State how many lines in the records below contain the word "value". Nothing else is needed.

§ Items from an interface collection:
________________

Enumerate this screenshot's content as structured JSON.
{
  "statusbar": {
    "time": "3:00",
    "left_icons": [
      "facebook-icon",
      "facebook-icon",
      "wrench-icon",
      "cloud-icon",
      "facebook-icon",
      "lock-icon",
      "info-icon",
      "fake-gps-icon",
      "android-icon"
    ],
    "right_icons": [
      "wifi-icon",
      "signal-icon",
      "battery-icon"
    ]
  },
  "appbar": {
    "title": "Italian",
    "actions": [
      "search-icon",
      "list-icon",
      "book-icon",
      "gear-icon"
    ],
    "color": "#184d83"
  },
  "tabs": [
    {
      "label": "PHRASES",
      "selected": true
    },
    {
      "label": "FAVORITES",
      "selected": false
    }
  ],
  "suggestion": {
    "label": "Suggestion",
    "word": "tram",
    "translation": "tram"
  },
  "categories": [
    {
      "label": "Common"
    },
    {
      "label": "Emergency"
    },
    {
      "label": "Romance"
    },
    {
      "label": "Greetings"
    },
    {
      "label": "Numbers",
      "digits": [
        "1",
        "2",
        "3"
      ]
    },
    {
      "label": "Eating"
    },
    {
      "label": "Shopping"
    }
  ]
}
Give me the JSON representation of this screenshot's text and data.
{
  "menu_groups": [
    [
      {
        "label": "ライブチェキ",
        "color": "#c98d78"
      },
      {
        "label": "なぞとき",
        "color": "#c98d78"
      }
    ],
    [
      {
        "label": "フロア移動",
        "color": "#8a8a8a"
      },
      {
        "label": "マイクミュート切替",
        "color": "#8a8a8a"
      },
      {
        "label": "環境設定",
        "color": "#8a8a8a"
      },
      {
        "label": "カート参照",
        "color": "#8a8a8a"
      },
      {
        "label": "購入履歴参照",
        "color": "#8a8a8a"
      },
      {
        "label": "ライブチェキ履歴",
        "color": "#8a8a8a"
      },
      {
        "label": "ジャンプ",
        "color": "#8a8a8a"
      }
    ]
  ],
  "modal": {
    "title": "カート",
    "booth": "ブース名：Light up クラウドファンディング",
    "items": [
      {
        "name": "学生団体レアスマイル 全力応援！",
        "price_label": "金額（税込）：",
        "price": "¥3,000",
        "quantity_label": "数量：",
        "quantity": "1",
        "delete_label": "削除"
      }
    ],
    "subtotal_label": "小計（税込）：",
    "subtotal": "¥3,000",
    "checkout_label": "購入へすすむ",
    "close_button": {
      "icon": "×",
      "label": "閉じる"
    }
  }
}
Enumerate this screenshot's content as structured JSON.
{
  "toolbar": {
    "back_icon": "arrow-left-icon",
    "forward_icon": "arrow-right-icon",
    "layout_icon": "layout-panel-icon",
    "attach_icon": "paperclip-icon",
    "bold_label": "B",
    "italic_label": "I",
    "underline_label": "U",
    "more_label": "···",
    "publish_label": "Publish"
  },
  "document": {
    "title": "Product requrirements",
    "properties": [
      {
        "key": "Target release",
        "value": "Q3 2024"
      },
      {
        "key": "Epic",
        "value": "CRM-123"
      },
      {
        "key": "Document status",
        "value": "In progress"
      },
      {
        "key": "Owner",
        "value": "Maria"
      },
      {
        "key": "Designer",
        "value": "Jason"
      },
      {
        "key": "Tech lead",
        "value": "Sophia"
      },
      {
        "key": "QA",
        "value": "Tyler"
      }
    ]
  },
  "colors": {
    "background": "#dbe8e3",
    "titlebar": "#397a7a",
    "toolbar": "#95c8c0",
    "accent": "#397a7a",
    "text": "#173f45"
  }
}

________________

§ Response box: 7